Idioms

    set up shop, to go into business; begin business operations: to set up shop as a taxidermist.
    shut up shop,
    1. to close a business temporarily, as at the end of the day.
    2. to suspend business operations permanently: They couldn't make a go of it and had to shut up shop.
    talk shop, to discuss one's trade, profession, or business: After dinner we all sat around the table and talked shop.

Origin of shop

1250–1300; Middle English shoppe (noun), Old English sceoppa booth; akin to scypen stall, shippon, German Schopf lean-to, Schuppen shed
Related formsin·ter·shop, adjective
Dictionary.com Unabridged Based on the Random House Unabridged Dictionary, © Random House, Inc. 2019


British Dictionary definitions for talk shop

shop

noun

a place, esp a small building, for the retail sale of goods and services
an act or instance of shopping, esp household shoppingthe weekly shop
a place for the performance of a specified type of work; workshop
all over the shop informal
  1. in disarrayhis papers were all over the shop
  2. in every directionI've searched for it all over the shop
shut up shop
  1. to close business at the end of the day or permanently
  2. to become defensive or inactive
talk shop to speak about one's work, esp when meeting socially, sometimes with the effect of excluding those not similarly employed

verb shops, shopping or shopped

(intr often foll by for) to visit a shop or shops in search of (goods) with the intention of buying them
(tr) slang, mainly British to inform on or betray, esp to the police

Word Origin for shop

Old English sceoppa stall, booth; related to Old High German scopf shed, Middle Dutch schoppe stall
Collins English Dictionary - Complete & Unabridged 2012 Digital Edition © William Collins Sons & Co. Ltd. 1979, 1986 © HarperCollins Publishers 1998, 2000, 2003, 2005, 2006, 2007, 2009, 2012

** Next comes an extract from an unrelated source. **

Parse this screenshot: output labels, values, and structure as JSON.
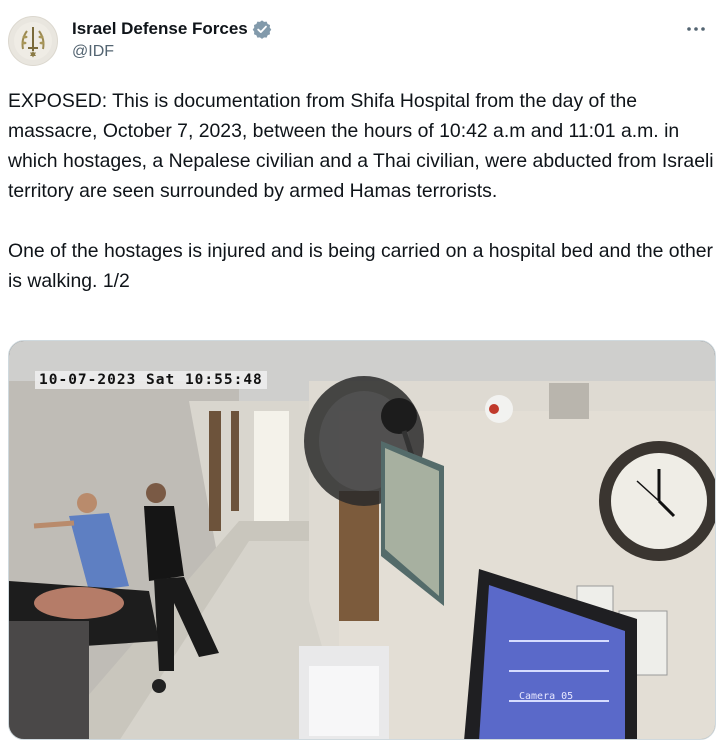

Word Origin and History for talk shop

shop

n.

c.1300, "booth or shed for trade or work," perhaps from Old English scoppa, a rare word of uncertain meaning, apparently related to scypen "cowshed," from Proto-Germanic *skoppan "small additional structure" (cf. Old High German scopf "building without walls, porch," German dialectal Scopf "porch, cart-shed, barn," German Schuppen "a shed"), from root *skupp-. Or the Middle English word was acquired from Old French eschoppe "booth, stall" (Modern French échoppe), which is a Germanic loan-word from the same root.

Meaning "building or room set aside for sale of merchandise" is from mid-14c. Meaning "schoolroom equipped for teaching vocational arts" is from 1914, American English. Sense of "matters pertaining to one's trade" is from 1814 (as in talk shop (v.), 1860).

shop

v.

1680s, "to bring something to a shop, to expose for sale," from shop (n.). The meaning "to visit shops for the purpose of examining or purchasing goods" is first attested 1764. Related: Shopped; shopping. Shop around is from 1922. Shopping cart is recorded from 1956; shopping list first attested 1913; transferred and figurative use is from 1959.

Online Etymology Dictionary, © 2010 Douglas Harper

Idioms and Phrases with talk shop

talk shop

Converse about one's business or profession, as in Whenever John and his dad get together, they talk shop. [Mid-1800s]

shop

In addition to the idiom beginning with shop

  • shop around

also see:

  • bull in a china shop
  • close up (shop)
  • set up (shop)
  • shut up (shop)
  • talk shop
The American Heritage® Idioms Dictionary Copyright © 2002, 2001, 1995 by Houghton Mifflin Harcourt Publishing Company. Published by Houghton Mifflin Harcourt Publishing Company.